What to do -
Exclude all pictures, then copy each of the records exactly as written.
======== Data excerpts ========
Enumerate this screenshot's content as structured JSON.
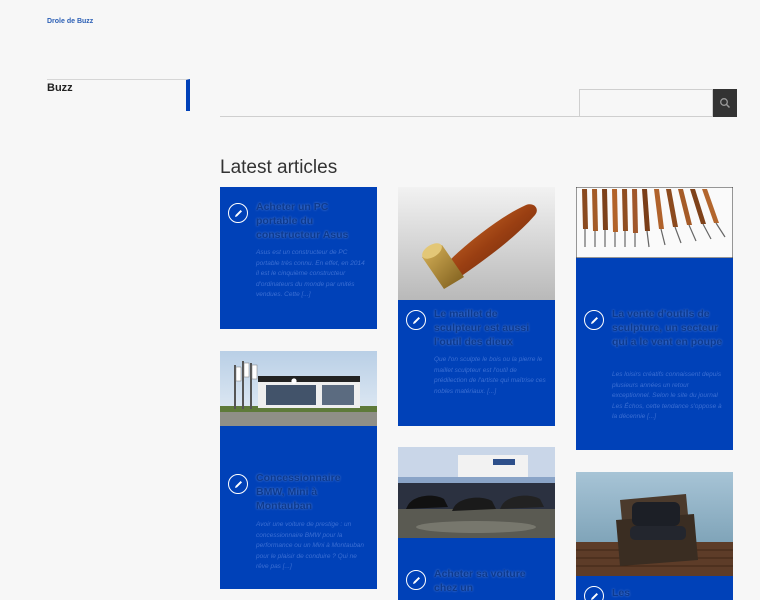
{
  "site": {
    "title": "Drole de Buzz"
  },
  "sidebar": {
    "items": [
      {
        "label": "Buzz"
      }
    ]
  },
  "search": {
    "value": "",
    "placeholder": ""
  },
  "main": {
    "section_title": "Latest articles",
    "articles": [
      {
        "title": "Acheter un PC portable du constructeur Asus",
        "excerpt": "Asus est un constructeur de PC portable très connu. En effet, en 2014 il est le cinquième constructeur d'ordinateurs du monde par unités vendues. Cette [...]",
        "icon": "pen-icon"
      },
      {
        "title": "Le maillet de sculpteur est aussi l'outil des dieux",
        "excerpt": "Que l'on sculpte le bois ou la pierre le maillet sculpteur est l'outil de prédilection de l'artiste qui maîtrise ces nobles matériaux. [...]",
        "icon": "pen-icon"
      },
      {
        "title": "La vente d'outils de sculpture, un secteur qui a le vent en poupe",
        "excerpt": "Les loisirs créatifs connaissent depuis plusieurs années un retour exceptionnel. Selon le site du journal Les Échos, cette tendance s'oppose à la décennie [...]",
        "icon": "pen-icon"
      },
      {
        "title": "Concessionnaire BMW, Mini à Montauban",
        "excerpt": "Avoir une voiture de prestige : un concessionnaire BMW pour la performance ou un Mini à Montauban pour le plaisir de conduire ? Qui ne rêve pas [...]",
        "icon": "pen-icon"
      },
      {
        "title": "Acheter sa voiture chez un",
        "excerpt": "",
        "icon": "pen-icon"
      },
      {
        "title": "Les",
        "excerpt": "",
        "icon": "pen-icon"
      }
    ]
  },
  "colors": {
    "accent": "#0041b8",
    "link": "#2b5fb5",
    "search_button": "#333333"
  }
}
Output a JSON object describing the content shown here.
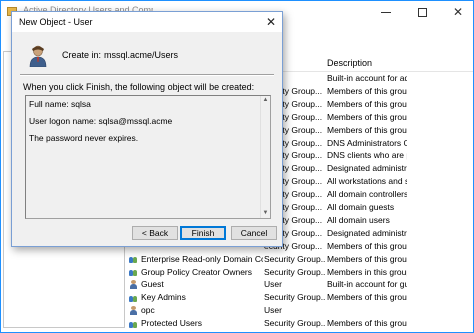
{
  "background_window": {
    "title": "Active Directory Users and Computers",
    "list": {
      "header_description": "Description",
      "rows": [
        {
          "name": "",
          "type": "",
          "description": "Built-in account for ad...",
          "icon": "user-icon"
        },
        {
          "name": "",
          "type": "ecurity Group...",
          "description": "Members of this group c...",
          "icon": "group-icon"
        },
        {
          "name": "",
          "type": "ecurity Group...",
          "description": "Members of this group c...",
          "icon": "group-icon"
        },
        {
          "name": "",
          "type": "ecurity Group...",
          "description": "Members of this group ...",
          "icon": "group-icon"
        },
        {
          "name": "",
          "type": "ecurity Group...",
          "description": "Members of this group c...",
          "icon": "group-icon"
        },
        {
          "name": "",
          "type": "ecurity Group...",
          "description": "DNS Administrators Gro...",
          "icon": "group-icon"
        },
        {
          "name": "",
          "type": "ecurity Group...",
          "description": "DNS clients who are per...",
          "icon": "group-icon"
        },
        {
          "name": "",
          "type": "ecurity Group...",
          "description": "Designated administrato...",
          "icon": "group-icon"
        },
        {
          "name": "",
          "type": "ecurity Group...",
          "description": "All workstations and ser...",
          "icon": "group-icon"
        },
        {
          "name": "",
          "type": "ecurity Group...",
          "description": "All domain controllers i...",
          "icon": "group-icon"
        },
        {
          "name": "",
          "type": "ecurity Group...",
          "description": "All domain guests",
          "icon": "group-icon"
        },
        {
          "name": "",
          "type": "ecurity Group...",
          "description": "All domain users",
          "icon": "group-icon"
        },
        {
          "name": "",
          "type": "ecurity Group...",
          "description": "Designated administrato...",
          "icon": "group-icon"
        },
        {
          "name": "",
          "type": "ecurity Group...",
          "description": "Members of this group c...",
          "icon": "group-icon"
        },
        {
          "name": "Enterprise Read-only Domain Con...",
          "type": "Security Group...",
          "description": "Members of this group ...",
          "icon": "group-icon"
        },
        {
          "name": "Group Policy Creator Owners",
          "type": "Security Group...",
          "description": "Members in this group c...",
          "icon": "group-icon"
        },
        {
          "name": "Guest",
          "type": "User",
          "description": "Built-in account for gue...",
          "icon": "user-icon"
        },
        {
          "name": "Key Admins",
          "type": "Security Group...",
          "description": "Members of this group ...",
          "icon": "group-icon"
        },
        {
          "name": "opc",
          "type": "User",
          "description": "",
          "icon": "user-icon"
        },
        {
          "name": "Protected Users",
          "type": "Security Group...",
          "description": "Members of this group ...",
          "icon": "group-icon"
        }
      ]
    }
  },
  "dialog": {
    "title": "New Object - User",
    "close_glyph": "✕",
    "create_in_label": "Create in:",
    "create_in_path": "mssql.acme/Users",
    "summary_intro": "When you click Finish, the following object will be created:",
    "summary": {
      "full_name": "Full name: sqlsa",
      "logon_name": "User logon name: sqlsa@mssql.acme",
      "password_note": "The password never expires."
    },
    "buttons": {
      "back": "< Back",
      "finish": "Finish",
      "cancel": "Cancel"
    }
  },
  "colors": {
    "accent": "#0078d7",
    "dialog_bg": "#f0f0f0",
    "window_border": "#1e90ff"
  }
}
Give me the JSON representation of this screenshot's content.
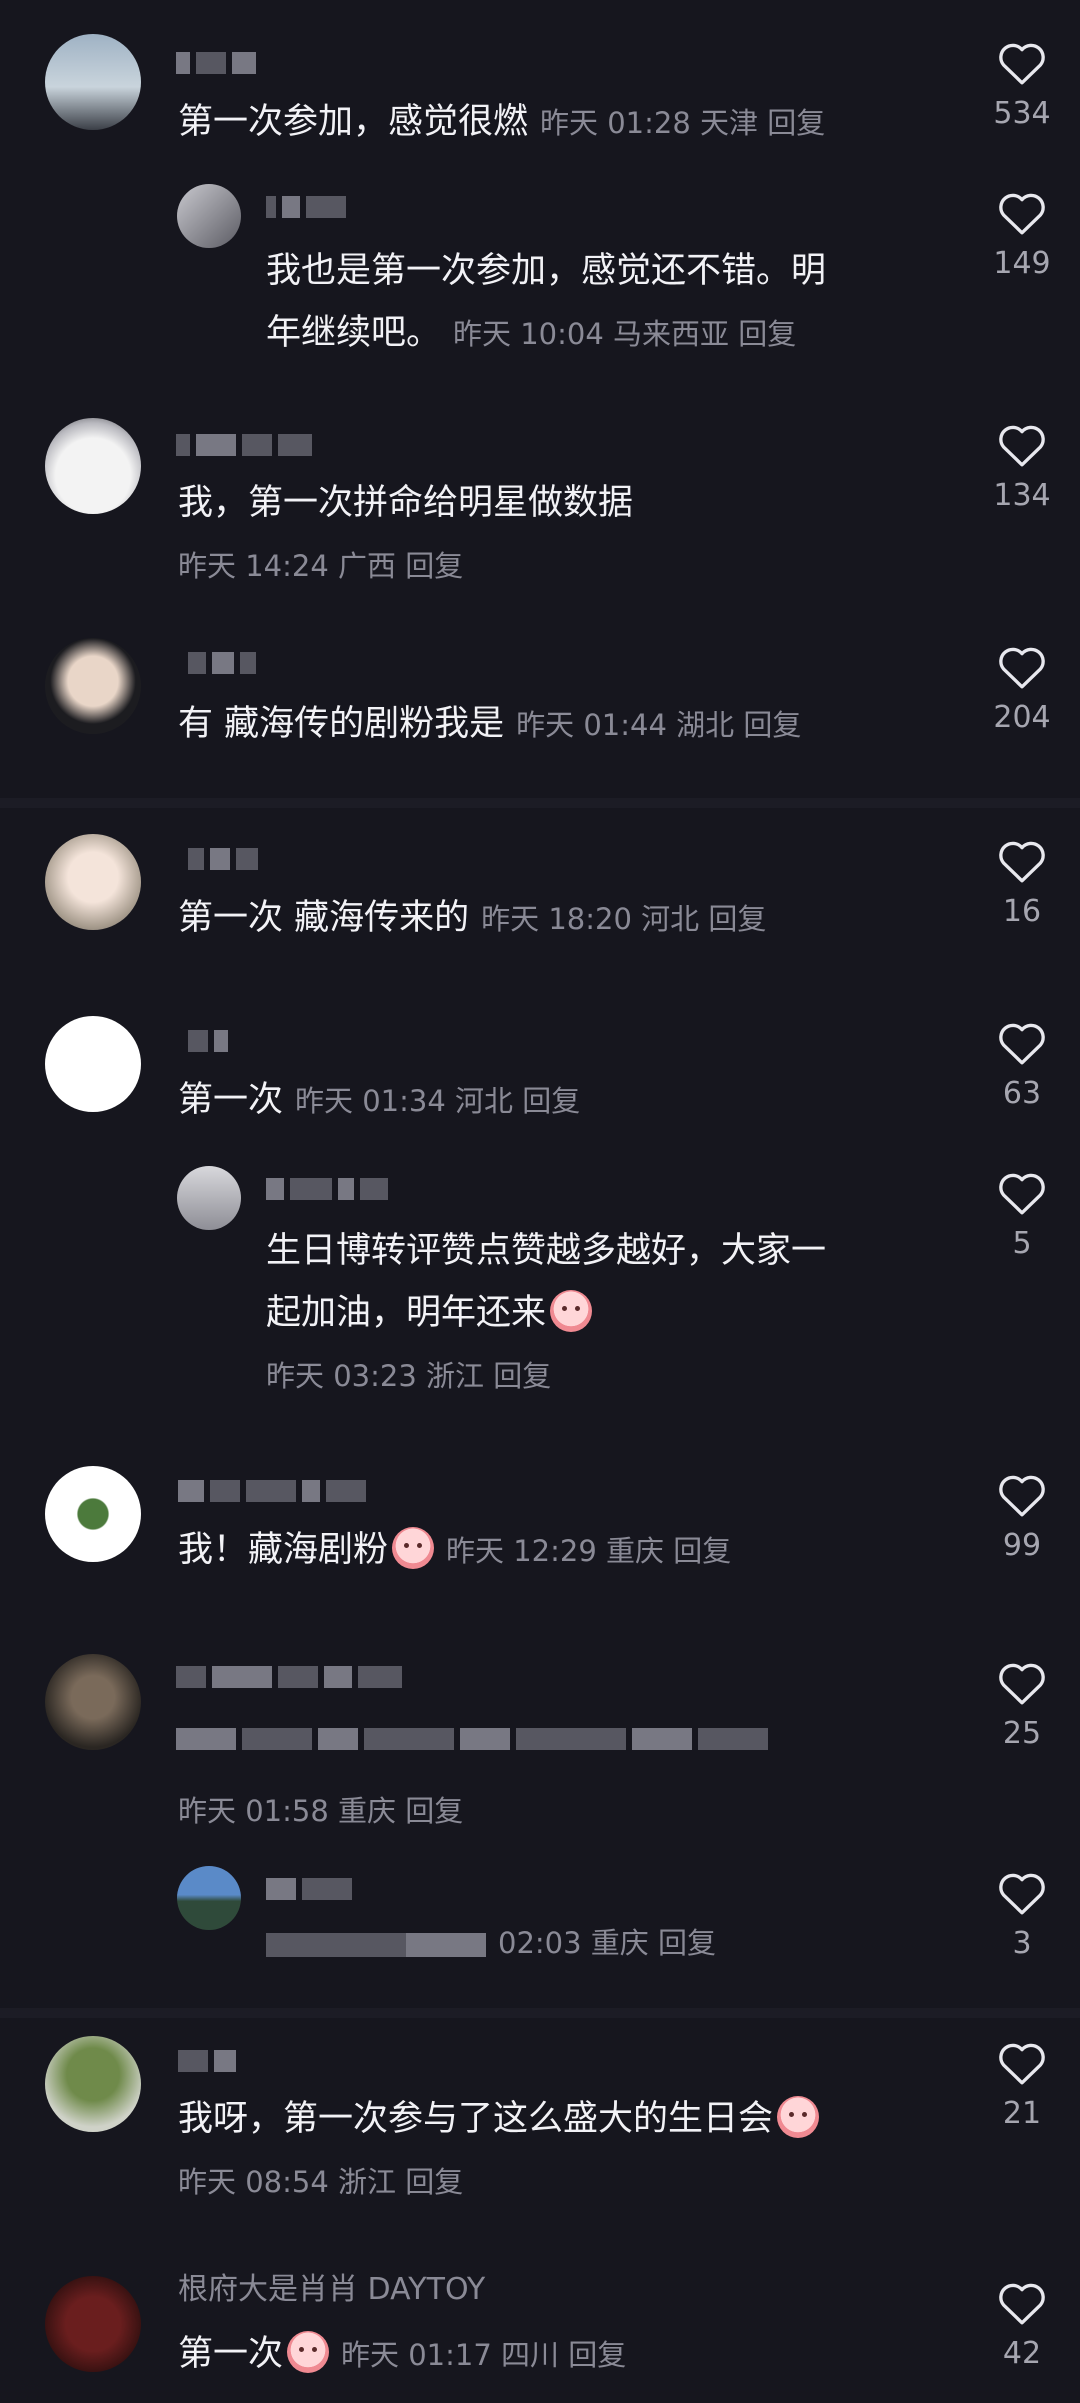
{
  "comments": [
    {
      "text": "第一次参加，感觉很燃",
      "time": "昨天 01:28",
      "loc": "天津",
      "reply": "回复",
      "likes": "534"
    },
    {
      "text": "我也是第一次参加，感觉还不错。明",
      "text2": "年继续吧。",
      "time": "昨天 10:04",
      "loc": "马来西亚",
      "reply": "回复",
      "likes": "149"
    },
    {
      "text": "我，第一次拼命给明星做数据",
      "time": "昨天 14:24",
      "loc": "广西",
      "reply": "回复",
      "likes": "134"
    },
    {
      "text": "有  藏海传的剧粉我是",
      "time": "昨天 01:44",
      "loc": "湖北",
      "reply": "回复",
      "likes": "204"
    },
    {
      "text": "第一次 藏海传来的",
      "time": "昨天 18:20",
      "loc": "河北",
      "reply": "回复",
      "likes": "16"
    },
    {
      "text": "第一次",
      "time": "昨天 01:34",
      "loc": "河北",
      "reply": "回复",
      "likes": "63"
    },
    {
      "text": "生日博转评赞点赞越多越好，大家一",
      "text2": "起加油，明年还来",
      "time": "昨天 03:23",
      "loc": "浙江",
      "reply": "回复",
      "likes": "5"
    },
    {
      "text": "我！藏海剧粉",
      "time": "昨天 12:29",
      "loc": "重庆",
      "reply": "回复",
      "likes": "99"
    },
    {
      "time": "昨天 01:58",
      "loc": "重庆",
      "reply": "回复",
      "likes": "25"
    },
    {
      "time": "02:03",
      "loc": "重庆",
      "reply": "回复",
      "likes": "3"
    },
    {
      "text": "我呀，第一次参与了这么盛大的生日会",
      "time": "昨天 08:54",
      "loc": "浙江",
      "reply": "回复",
      "likes": "21"
    },
    {
      "text": "第一次",
      "time": "昨天 01:17",
      "loc": "四川",
      "reply": "回复",
      "likes": "42",
      "uname": "根府大是肖肖 DAYTOY"
    }
  ],
  "colors": {
    "bg": "#16161e",
    "text": "#f2f2f6",
    "meta": "#8a8a96",
    "count": "#a6a6b0"
  },
  "icons": {
    "like": "heart-outline-icon"
  }
}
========
Answer space -
Enumerate this screenshot's content as structured JSON.
{
  "site": {
    "title": "Drole de Buzz"
  },
  "sidebar": {
    "items": [
      {
        "label": "Buzz"
      }
    ]
  },
  "search": {
    "value": "",
    "placeholder": ""
  },
  "main": {
    "section_title": "Latest articles",
    "articles": [
      {
        "title": "Acheter un PC portable du constructeur Asus",
        "excerpt": "Asus est un constructeur de PC portable très connu. En effet, en 2014 il est le cinquième constructeur d'ordinateurs du monde par unités vendues. Cette [...]",
        "icon": "pen-icon"
      },
      {
        "title": "Le maillet de sculpteur est aussi l'outil des dieux",
        "excerpt": "Que l'on sculpte le bois ou la pierre le maillet sculpteur est l'outil de prédilection de l'artiste qui maîtrise ces nobles matériaux. [...]",
        "icon": "pen-icon"
      },
      {
        "title": "La vente d'outils de sculpture, un secteur qui a le vent en poupe",
        "excerpt": "Les loisirs créatifs connaissent depuis plusieurs années un retour exceptionnel. Selon le site du journal Les Échos, cette tendance s'oppose à la décennie [...]",
        "icon": "pen-icon"
      },
      {
        "title": "Concessionnaire BMW, Mini à Montauban",
        "excerpt": "Avoir une voiture de prestige : un concessionnaire BMW pour la performance ou un Mini à Montauban pour le plaisir de conduire ? Qui ne rêve pas [...]",
        "icon": "pen-icon"
      },
      {
        "title": "Acheter sa voiture chez un",
        "excerpt": "",
        "icon": "pen-icon"
      },
      {
        "title": "Les",
        "excerpt": "",
        "icon": "pen-icon"
      }
    ]
  },
  "colors": {
    "accent": "#0041b8",
    "link": "#2b5fb5",
    "search_button": "#333333"
  }
}
Output a JSON object describing the content shown here.
{
  "background_window": {
    "title": "Active Directory Users and Computers",
    "list": {
      "header_description": "Description",
      "rows": [
        {
          "name": "",
          "type": "",
          "description": "Built-in account for ad...",
          "icon": "user-icon"
        },
        {
          "name": "",
          "type": "ecurity Group...",
          "description": "Members of this group c...",
          "icon": "group-icon"
        },
        {
          "name": "",
          "type": "ecurity Group...",
          "description": "Members of this group c...",
          "icon": "group-icon"
        },
        {
          "name": "",
          "type": "ecurity Group...",
          "description": "Members of this group ...",
          "icon": "group-icon"
        },
        {
          "name": "",
          "type": "ecurity Group...",
          "description": "Members of this group c...",
          "icon": "group-icon"
        },
        {
          "name": "",
          "type": "ecurity Group...",
          "description": "DNS Administrators Gro...",
          "icon": "group-icon"
        },
        {
          "name": "",
          "type": "ecurity Group...",
          "description": "DNS clients who are per...",
          "icon": "group-icon"
        },
        {
          "name": "",
          "type": "ecurity Group...",
          "description": "Designated administrato...",
          "icon": "group-icon"
        },
        {
          "name": "",
          "type": "ecurity Group...",
          "description": "All workstations and ser...",
          "icon": "group-icon"
        },
        {
          "name": "",
          "type": "ecurity Group...",
          "description": "All domain controllers i...",
          "icon": "group-icon"
        },
        {
          "name": "",
          "type": "ecurity Group...",
          "description": "All domain guests",
          "icon": "group-icon"
        },
        {
          "name": "",
          "type": "ecurity Group...",
          "description": "All domain users",
          "icon": "group-icon"
        },
        {
          "name": "",
          "type": "ecurity Group...",
          "description": "Designated administrato...",
          "icon": "group-icon"
        },
        {
          "name": "",
          "type": "ecurity Group...",
          "description": "Members of this group c...",
          "icon": "group-icon"
        },
        {
          "name": "Enterprise Read-only Domain Con...",
          "type": "Security Group...",
          "description": "Members of this group ...",
          "icon": "group-icon"
        },
        {
          "name": "Group Policy Creator Owners",
          "type": "Security Group...",
          "description": "Members in this group c...",
          "icon": "group-icon"
        },
        {
          "name": "Guest",
          "type": "User",
          "description": "Built-in account for gue...",
          "icon": "user-icon"
        },
        {
          "name": "Key Admins",
          "type": "Security Group...",
          "description": "Members of this group ...",
          "icon": "group-icon"
        },
        {
          "name": "opc",
          "type": "User",
          "description": "",
          "icon": "user-icon"
        },
        {
          "name": "Protected Users",
          "type": "Security Group...",
          "description": "Members of this group ...",
          "icon": "group-icon"
        }
      ]
    }
  },
  "dialog": {
    "title": "New Object - User",
    "close_glyph": "✕",
    "create_in_label": "Create in:",
    "create_in_path": "mssql.acme/Users",
    "summary_intro": "When you click Finish, the following object will be created:",
    "summary": {
      "full_name": "Full name: sqlsa",
      "logon_name": "User logon name: sqlsa@mssql.acme",
      "password_note": "The password never expires."
    },
    "buttons": {
      "back": "< Back",
      "finish": "Finish",
      "cancel": "Cancel"
    }
  },
  "colors": {
    "accent": "#0078d7",
    "dialog_bg": "#f0f0f0",
    "window_border": "#1e90ff"
  }
}
Give me the JSON representation of this screenshot's content.
{
  "comments": [
    {
      "text": "第一次参加，感觉很燃",
      "time": "昨天 01:28",
      "loc": "天津",
      "reply": "回复",
      "likes": "534"
    },
    {
      "text": "我也是第一次参加，感觉还不错。明",
      "text2": "年继续吧。",
      "time": "昨天 10:04",
      "loc": "马来西亚",
      "reply": "回复",
      "likes": "149"
    },
    {
      "text": "我，第一次拼命给明星做数据",
      "time": "昨天 14:24",
      "loc": "广西",
      "reply": "回复",
      "likes": "134"
    },
    {
      "text": "有  藏海传的剧粉我是",
      "time": "昨天 01:44",
      "loc": "湖北",
      "reply": "回复",
      "likes": "204"
    },
    {
      "text": "第一次 藏海传来的",
      "time": "昨天 18:20",
      "loc": "河北",
      "reply": "回复",
      "likes": "16"
    },
    {
      "text": "第一次",
      "time": "昨天 01:34",
      "loc": "河北",
      "reply": "回复",
      "likes": "63"
    },
    {
      "text": "生日博转评赞点赞越多越好，大家一",
      "text2": "起加油，明年还来",
      "time": "昨天 03:23",
      "loc": "浙江",
      "reply": "回复",
      "likes": "5"
    },
    {
      "text": "我！藏海剧粉",
      "time": "昨天 12:29",
      "loc": "重庆",
      "reply": "回复",
      "likes": "99"
    },
    {
      "time": "昨天 01:58",
      "loc": "重庆",
      "reply": "回复",
      "likes": "25"
    },
    {
      "time": "02:03",
      "loc": "重庆",
      "reply": "回复",
      "likes": "3"
    },
    {
      "text": "我呀，第一次参与了这么盛大的生日会",
      "time": "昨天 08:54",
      "loc": "浙江",
      "reply": "回复",
      "likes": "21"
    },
    {
      "text": "第一次",
      "time": "昨天 01:17",
      "loc": "四川",
      "reply": "回复",
      "likes": "42",
      "uname": "根府大是肖肖 DAYTOY"
    }
  ],
  "colors": {
    "bg": "#16161e",
    "text": "#f2f2f6",
    "meta": "#8a8a96",
    "count": "#a6a6b0"
  },
  "icons": {
    "like": "heart-outline-icon"
  }
}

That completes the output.